More broadly, it involves abandoning a person, cause, or doctrine to which one is bound by some tie. The tie may be one of allegiance or of duty.[2][3]

An example of this today are North Koreans who escape the country to live in a new country, such as South Korea or the United States. The North Korean government makes leaving the country without permission illegal, and punishments for this are extremely harsh. Escapees who are caught usually get sent to a prison camp or are publicly put to death. There have been around 33,000 defectors from North Korea since the North Korean famine.[4]

References[change | change source]

  1. "Definition of DEFECTOR". www.merriam-webster.com.

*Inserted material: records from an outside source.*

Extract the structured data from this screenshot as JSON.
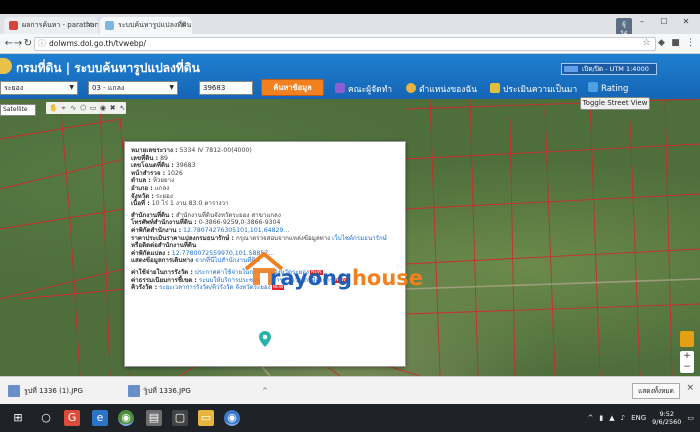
{
  "browser": {
    "tabs": [
      {
        "label": "ผลการค้นหา - parathank - Gmail",
        "icon": "gmail-icon",
        "active": false
      },
      {
        "label": "ระบบค้นหารูปแปลงที่ดิน",
        "icon": "web-icon",
        "active": true
      }
    ],
    "badge": "ผู้ใช้งานใหม่",
    "url": "dolwms.dol.go.th/tvwebp/"
  },
  "site": {
    "title": "กรมที่ดิน | ระบบค้นหารูปแปลงที่ดิน",
    "utm_toggle": "เปิด/ปิด - UTM 1:4000",
    "province_select": "ระยอง",
    "district_select": "03 - แกลง",
    "parcel_input": "39683",
    "search_button": "ค้นหาข้อมูล",
    "links": {
      "developers": "คณะผู้จัดทำ",
      "my_location": "ตำแหน่งของฉัน",
      "evaluation": "ประเมินความเป็นมา",
      "rating": "Rating"
    }
  },
  "map": {
    "layer_select": "Satellite",
    "street_view_button": "Toggle Street View",
    "subtext": "ระ",
    "watermark": {
      "rayong": "rayong",
      "house": "house"
    },
    "popup": {
      "rows": [
        {
          "label": "หมายเลขระวาง :",
          "value": "5334 IV 7812-00(4000)"
        },
        {
          "label": "เลขที่ดิน :",
          "value": "89"
        },
        {
          "label": "เลขโฉนดที่ดิน :",
          "value": "39683"
        },
        {
          "label": "หน้าสำรวจ :",
          "value": "1026"
        },
        {
          "label": "ตำบล :",
          "value": "ห้วยยาง"
        },
        {
          "label": "อำเภอ :",
          "value": "แกลง"
        },
        {
          "label": "จังหวัด :",
          "value": "ระยอง"
        },
        {
          "label": "เนื้อที่ :",
          "value": "10 ไร่ 1 งาน 83.0 ตารางวา"
        },
        {
          "label": "สำนักงานที่ดิน :",
          "value": "สำนักงานที่ดินจังหวัดระยอง สาขาแกลง"
        },
        {
          "label": "โทรศัพท์สำนักงานที่ดิน :",
          "value": "0-3866-9259,0-3866-9304"
        },
        {
          "label": "ค่าพิกัดสำนักงาน :",
          "value": "12.78074276305101,101.64829..."
        },
        {
          "label": "ราคาประเมินราคาแปลงกรมธนารักษ์ :",
          "value": "กรุณาตรวจสอบจากแหล่งข้อมูลทาง",
          "link": "เว็บไซต์กรมธนารักษ์"
        },
        {
          "label": "หรือติดต่อสำนักงานที่ดิน",
          "value": ""
        },
        {
          "label": "ค่าพิกัดแปลง :",
          "value": "12.7780072559970,101.58857..."
        },
        {
          "label": "แสดงข้อมูลการเดินทาง",
          "value": "",
          "link": "จากที่นี่ไปสำนักงานที่ดิน"
        }
      ],
      "fees": [
        {
          "label": "ค่าใช้จ่ายในการรังวัด :",
          "link": "ประกาศค่าใช้จ่ายในการรังวัดจังหวัดระยอง"
        },
        {
          "label": "ค่าธรรมเนียมการชี้เขต :",
          "link": "ระบบให้บริการประชาชนในการคำนวณภาษีอาการ"
        },
        {
          "label": "คิวรังวัด :",
          "link": "ระยะเวลาการรังวัด/คิวรังวัด จังหวัดระยอง"
        }
      ],
      "new_badge": "NEW"
    }
  },
  "downloads": {
    "items": [
      "รูปที่ 1336 (1).JPG",
      "รูปที่ 1336.JPG"
    ],
    "show_all": "แสดงทั้งหมด"
  },
  "taskbar": {
    "lang": "ENG",
    "time": "9:52",
    "date": "9/6/2560"
  }
}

Archived from the original on 2015-02-26.
  2. "Defection | Define Defection at Dictionary.com". Archived from the original on 2011-04-03. Retrieved 2011-03-22. "de·fec·tion [dih-fek-shuhn] noun (1.) desertion from allegiance, loyalty, duty, or the like; apostasy: His defection to East Germany was regarded as treasonable. (2.) failure; lack; loss: He was overcome by a sudden defection of courage".
  3. "Defector | Define Defector at Dictionary.com". Archived from the original on 2011-04-05. Retrieved 2011-03-22. "de·fec·tor [dih-fek-ter] –noun a person who defects from a cause, country, alliance, etc. Origin: 1655–65; < Latin dēfector renegade, rebel, equivalent to dēfec- (variant stem of dēficere to become disaffected, revolt, literally, to fail; see defect) + -tor -tor".

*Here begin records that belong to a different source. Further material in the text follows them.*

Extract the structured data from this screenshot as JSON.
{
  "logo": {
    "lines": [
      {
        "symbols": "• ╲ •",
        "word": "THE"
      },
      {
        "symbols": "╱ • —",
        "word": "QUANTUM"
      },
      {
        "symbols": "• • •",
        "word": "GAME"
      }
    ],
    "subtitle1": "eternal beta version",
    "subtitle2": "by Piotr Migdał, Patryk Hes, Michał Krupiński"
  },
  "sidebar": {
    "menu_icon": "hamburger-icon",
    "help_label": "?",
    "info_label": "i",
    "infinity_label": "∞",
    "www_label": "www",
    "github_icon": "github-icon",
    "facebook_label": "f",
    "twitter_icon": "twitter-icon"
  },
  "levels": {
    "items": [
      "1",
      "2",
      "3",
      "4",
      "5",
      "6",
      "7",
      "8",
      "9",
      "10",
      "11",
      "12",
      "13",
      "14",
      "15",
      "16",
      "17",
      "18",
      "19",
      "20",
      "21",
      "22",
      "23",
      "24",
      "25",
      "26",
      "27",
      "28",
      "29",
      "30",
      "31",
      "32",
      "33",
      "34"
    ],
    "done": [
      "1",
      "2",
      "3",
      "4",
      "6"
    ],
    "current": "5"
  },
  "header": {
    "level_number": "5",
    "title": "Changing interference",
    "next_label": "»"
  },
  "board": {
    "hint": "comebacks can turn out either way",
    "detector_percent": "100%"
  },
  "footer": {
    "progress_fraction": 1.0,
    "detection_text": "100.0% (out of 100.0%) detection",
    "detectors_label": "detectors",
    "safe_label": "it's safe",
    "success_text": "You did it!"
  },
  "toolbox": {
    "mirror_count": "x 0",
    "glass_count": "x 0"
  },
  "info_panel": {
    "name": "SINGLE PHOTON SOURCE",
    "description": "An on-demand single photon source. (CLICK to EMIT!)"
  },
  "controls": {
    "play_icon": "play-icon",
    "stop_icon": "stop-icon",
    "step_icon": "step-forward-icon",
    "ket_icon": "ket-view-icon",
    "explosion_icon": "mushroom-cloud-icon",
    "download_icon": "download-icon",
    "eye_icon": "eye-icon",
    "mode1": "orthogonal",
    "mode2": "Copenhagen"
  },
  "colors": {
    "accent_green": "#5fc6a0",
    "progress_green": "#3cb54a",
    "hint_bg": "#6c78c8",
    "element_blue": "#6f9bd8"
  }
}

  4. "Policy on North Korean Defectors< Data & Statistics< South-North Relations< 통일부_영문". www.unikorea.go.kr. Retrieved 2020-12-03.